Dataset rows for apps and sites
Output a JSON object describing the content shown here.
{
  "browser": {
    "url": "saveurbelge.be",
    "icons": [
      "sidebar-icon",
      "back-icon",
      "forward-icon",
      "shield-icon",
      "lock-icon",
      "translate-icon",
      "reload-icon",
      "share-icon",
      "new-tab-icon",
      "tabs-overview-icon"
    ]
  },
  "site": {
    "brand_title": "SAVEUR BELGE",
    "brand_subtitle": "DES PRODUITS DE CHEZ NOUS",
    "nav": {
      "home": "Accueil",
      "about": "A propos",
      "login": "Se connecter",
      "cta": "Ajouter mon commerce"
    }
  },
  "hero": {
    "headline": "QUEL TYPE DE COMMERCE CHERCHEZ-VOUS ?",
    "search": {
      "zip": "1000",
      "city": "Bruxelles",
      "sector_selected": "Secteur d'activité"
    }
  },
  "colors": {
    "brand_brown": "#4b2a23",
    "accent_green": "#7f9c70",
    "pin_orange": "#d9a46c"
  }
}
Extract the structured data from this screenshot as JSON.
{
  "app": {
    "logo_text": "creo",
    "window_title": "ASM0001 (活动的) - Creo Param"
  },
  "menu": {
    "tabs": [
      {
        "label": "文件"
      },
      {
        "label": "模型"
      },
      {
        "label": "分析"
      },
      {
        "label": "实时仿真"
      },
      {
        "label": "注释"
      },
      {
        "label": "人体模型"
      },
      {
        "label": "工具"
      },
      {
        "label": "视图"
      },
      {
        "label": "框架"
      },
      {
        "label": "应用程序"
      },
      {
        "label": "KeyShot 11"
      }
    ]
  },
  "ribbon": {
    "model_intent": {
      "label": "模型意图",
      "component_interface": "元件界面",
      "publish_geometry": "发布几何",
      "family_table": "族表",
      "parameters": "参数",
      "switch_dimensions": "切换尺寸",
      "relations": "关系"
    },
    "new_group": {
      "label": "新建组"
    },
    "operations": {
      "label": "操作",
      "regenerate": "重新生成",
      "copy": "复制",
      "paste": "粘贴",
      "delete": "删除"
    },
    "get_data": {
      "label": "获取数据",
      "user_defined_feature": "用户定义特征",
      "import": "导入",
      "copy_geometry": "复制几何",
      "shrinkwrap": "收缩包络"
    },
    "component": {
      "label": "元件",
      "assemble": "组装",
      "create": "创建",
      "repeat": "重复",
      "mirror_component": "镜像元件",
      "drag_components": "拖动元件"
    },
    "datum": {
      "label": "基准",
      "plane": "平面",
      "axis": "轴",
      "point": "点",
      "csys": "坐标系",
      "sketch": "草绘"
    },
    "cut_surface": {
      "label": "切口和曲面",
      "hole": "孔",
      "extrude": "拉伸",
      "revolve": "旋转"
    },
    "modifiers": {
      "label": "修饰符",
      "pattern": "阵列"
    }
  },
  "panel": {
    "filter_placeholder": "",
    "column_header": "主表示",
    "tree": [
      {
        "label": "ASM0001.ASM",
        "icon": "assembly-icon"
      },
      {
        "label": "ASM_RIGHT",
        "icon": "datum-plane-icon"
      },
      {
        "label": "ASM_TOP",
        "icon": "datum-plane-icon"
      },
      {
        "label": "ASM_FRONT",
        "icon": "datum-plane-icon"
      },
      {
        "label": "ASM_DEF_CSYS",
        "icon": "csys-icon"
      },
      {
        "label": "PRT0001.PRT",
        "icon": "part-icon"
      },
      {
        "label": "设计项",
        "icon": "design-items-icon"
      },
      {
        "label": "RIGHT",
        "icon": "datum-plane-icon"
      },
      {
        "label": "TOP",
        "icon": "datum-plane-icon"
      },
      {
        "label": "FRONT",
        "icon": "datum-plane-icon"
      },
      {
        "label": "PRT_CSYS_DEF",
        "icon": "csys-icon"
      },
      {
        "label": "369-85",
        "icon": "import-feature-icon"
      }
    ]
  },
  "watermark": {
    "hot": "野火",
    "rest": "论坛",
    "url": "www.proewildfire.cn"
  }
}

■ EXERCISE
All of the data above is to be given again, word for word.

■ REPLY
Output a JSON object describing the content shown here.
{
  "browser": {
    "url": "saveurbelge.be",
    "icons": [
      "sidebar-icon",
      "back-icon",
      "forward-icon",
      "shield-icon",
      "lock-icon",
      "translate-icon",
      "reload-icon",
      "share-icon",
      "new-tab-icon",
      "tabs-overview-icon"
    ]
  },
  "site": {
    "brand_title": "SAVEUR BELGE",
    "brand_subtitle": "DES PRODUITS DE CHEZ NOUS",
    "nav": {
      "home": "Accueil",
      "about": "A propos",
      "login": "Se connecter",
      "cta": "Ajouter mon commerce"
    }
  },
  "hero": {
    "headline": "QUEL TYPE DE COMMERCE CHERCHEZ-VOUS ?",
    "search": {
      "zip": "1000",
      "city": "Bruxelles",
      "sector_selected": "Secteur d'activité"
    }
  },
  "colors": {
    "brand_brown": "#4b2a23",
    "accent_green": "#7f9c70",
    "pin_orange": "#d9a46c"
  }
}
Extract the structured data from this screenshot as JSON.
{
  "app": {
    "logo_text": "creo",
    "window_title": "ASM0001 (活动的) - Creo Param"
  },
  "menu": {
    "tabs": [
      {
        "label": "文件"
      },
      {
        "label": "模型"
      },
      {
        "label": "分析"
      },
      {
        "label": "实时仿真"
      },
      {
        "label": "注释"
      },
      {
        "label": "人体模型"
      },
      {
        "label": "工具"
      },
      {
        "label": "视图"
      },
      {
        "label": "框架"
      },
      {
        "label": "应用程序"
      },
      {
        "label": "KeyShot 11"
      }
    ]
  },
  "ribbon": {
    "model_intent": {
      "label": "模型意图",
      "component_interface": "元件界面",
      "publish_geometry": "发布几何",
      "family_table": "族表",
      "parameters": "参数",
      "switch_dimensions": "切换尺寸",
      "relations": "关系"
    },
    "new_group": {
      "label": "新建组"
    },
    "operations": {
      "label": "操作",
      "regenerate": "重新生成",
      "copy": "复制",
      "paste": "粘贴",
      "delete": "删除"
    },
    "get_data": {
      "label": "获取数据",
      "user_defined_feature": "用户定义特征",
      "import": "导入",
      "copy_geometry": "复制几何",
      "shrinkwrap": "收缩包络"
    },
    "component": {
      "label": "元件",
      "assemble": "组装",
      "create": "创建",
      "repeat": "重复",
      "mirror_component": "镜像元件",
      "drag_components": "拖动元件"
    },
    "datum": {
      "label": "基准",
      "plane": "平面",
      "axis": "轴",
      "point": "点",
      "csys": "坐标系",
      "sketch": "草绘"
    },
    "cut_surface": {
      "label": "切口和曲面",
      "hole": "孔",
      "extrude": "拉伸",
      "revolve": "旋转"
    },
    "modifiers": {
      "label": "修饰符",
      "pattern": "阵列"
    }
  },
  "panel": {
    "filter_placeholder": "",
    "column_header": "主表示",
    "tree": [
      {
        "label": "ASM0001.ASM",
        "icon": "assembly-icon"
      },
      {
        "label": "ASM_RIGHT",
        "icon": "datum-plane-icon"
      },
      {
        "label": "ASM_TOP",
        "icon": "datum-plane-icon"
      },
      {
        "label": "ASM_FRONT",
        "icon": "datum-plane-icon"
      },
      {
        "label": "ASM_DEF_CSYS",
        "icon": "csys-icon"
      },
      {
        "label": "PRT0001.PRT",
        "icon": "part-icon"
      },
      {
        "label": "设计项",
        "icon": "design-items-icon"
      },
      {
        "label": "RIGHT",
        "icon": "datum-plane-icon"
      },
      {
        "label": "TOP",
        "icon": "datum-plane-icon"
      },
      {
        "label": "FRONT",
        "icon": "datum-plane-icon"
      },
      {
        "label": "PRT_CSYS_DEF",
        "icon": "csys-icon"
      },
      {
        "label": "369-85",
        "icon": "import-feature-icon"
      }
    ]
  },
  "watermark": {
    "hot": "野火",
    "rest": "论坛",
    "url": "www.proewildfire.cn"
  }
}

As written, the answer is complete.